473 Broadway (center).
Bruce Performance Film is a one hour set, Bruce's next-to-last, captured
by director John Magnuson at the Basin Street West (473 Broadway) in August,
1965. The video release includes "Thank You Mask Man," an animated short
by Bruce and Magnuson. The stand-up performance is widely misunderstood.
This isn't a straight comedy set per se. Rather, it's an eye-opening
lecture on free speech in America in the 1960s. On the Basin Street West
stage, Bruce alternately reads from court transcripts of his act, and recreates
the jokes he actually told. When compared with the government's attempt
to characterize his act, the real comedy bits shed light on the ludicrous
and puritanical sensibilities - outdated even then - that would cause police
and district attorneys to target a comedian for obscenity prosecution.
The performance film is sometimes criticized because Bruce, who died of

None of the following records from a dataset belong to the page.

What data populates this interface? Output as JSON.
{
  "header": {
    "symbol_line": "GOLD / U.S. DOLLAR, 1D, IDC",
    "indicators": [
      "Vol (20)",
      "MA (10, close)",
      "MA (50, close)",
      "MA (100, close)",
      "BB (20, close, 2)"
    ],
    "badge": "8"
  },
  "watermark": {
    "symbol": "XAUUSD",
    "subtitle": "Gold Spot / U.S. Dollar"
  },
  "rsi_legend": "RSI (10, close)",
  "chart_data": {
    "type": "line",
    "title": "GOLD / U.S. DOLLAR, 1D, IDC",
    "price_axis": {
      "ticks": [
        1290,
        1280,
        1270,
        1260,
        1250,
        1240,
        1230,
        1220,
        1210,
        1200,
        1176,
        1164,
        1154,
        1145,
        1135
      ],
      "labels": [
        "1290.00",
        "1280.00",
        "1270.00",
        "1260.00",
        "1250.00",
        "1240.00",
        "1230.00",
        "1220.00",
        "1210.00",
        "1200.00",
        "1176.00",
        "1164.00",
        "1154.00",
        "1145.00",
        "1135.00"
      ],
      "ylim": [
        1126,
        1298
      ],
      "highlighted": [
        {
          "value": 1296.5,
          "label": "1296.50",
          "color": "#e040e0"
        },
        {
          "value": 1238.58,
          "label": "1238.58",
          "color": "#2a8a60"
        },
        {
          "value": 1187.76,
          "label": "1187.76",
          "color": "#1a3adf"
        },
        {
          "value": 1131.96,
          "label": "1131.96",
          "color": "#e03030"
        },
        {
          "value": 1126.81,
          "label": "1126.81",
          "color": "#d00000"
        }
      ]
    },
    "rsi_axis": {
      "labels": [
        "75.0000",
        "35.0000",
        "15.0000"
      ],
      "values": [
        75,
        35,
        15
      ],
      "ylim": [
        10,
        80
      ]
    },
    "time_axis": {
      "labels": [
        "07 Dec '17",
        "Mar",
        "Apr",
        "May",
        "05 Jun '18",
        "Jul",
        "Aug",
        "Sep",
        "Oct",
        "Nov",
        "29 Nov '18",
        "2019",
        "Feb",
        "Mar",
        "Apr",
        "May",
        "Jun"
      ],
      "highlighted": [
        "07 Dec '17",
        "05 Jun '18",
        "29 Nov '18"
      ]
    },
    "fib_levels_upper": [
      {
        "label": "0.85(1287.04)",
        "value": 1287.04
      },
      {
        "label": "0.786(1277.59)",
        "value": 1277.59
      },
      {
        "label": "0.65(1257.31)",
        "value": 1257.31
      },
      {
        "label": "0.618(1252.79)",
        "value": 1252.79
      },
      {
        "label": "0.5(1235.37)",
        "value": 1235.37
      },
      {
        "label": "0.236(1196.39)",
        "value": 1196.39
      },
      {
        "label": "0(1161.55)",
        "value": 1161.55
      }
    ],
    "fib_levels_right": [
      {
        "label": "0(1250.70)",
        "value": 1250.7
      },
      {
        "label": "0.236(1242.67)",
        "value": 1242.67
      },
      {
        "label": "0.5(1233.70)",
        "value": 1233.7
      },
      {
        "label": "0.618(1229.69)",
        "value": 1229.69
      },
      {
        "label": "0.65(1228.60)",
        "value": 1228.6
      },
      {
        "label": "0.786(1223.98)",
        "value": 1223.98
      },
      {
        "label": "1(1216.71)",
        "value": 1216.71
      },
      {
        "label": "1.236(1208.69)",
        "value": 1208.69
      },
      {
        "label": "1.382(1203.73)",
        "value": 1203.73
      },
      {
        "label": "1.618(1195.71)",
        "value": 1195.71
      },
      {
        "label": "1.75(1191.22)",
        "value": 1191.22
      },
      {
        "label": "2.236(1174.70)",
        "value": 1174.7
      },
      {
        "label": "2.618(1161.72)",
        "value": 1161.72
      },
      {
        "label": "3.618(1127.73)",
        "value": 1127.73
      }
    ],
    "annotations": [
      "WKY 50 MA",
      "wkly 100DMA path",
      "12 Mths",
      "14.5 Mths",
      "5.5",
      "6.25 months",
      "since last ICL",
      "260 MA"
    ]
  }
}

a heroin overdose less than a year later, is sometimes hard to follow and
is probably high. However, Bruce is a good example of an artist who became
the art. For example, recordings of Billie Holiday while she was in decline
cannot be justly compared to more polished performances. Like the Bruce
film, those recordings exist as artifacts from the life and times of a
great artist whose influence on new performers continues into the 21st
I: Bob Fosse's "Lenny"
about Lenny Bruce
about "The Lenny Bruce Performance Film"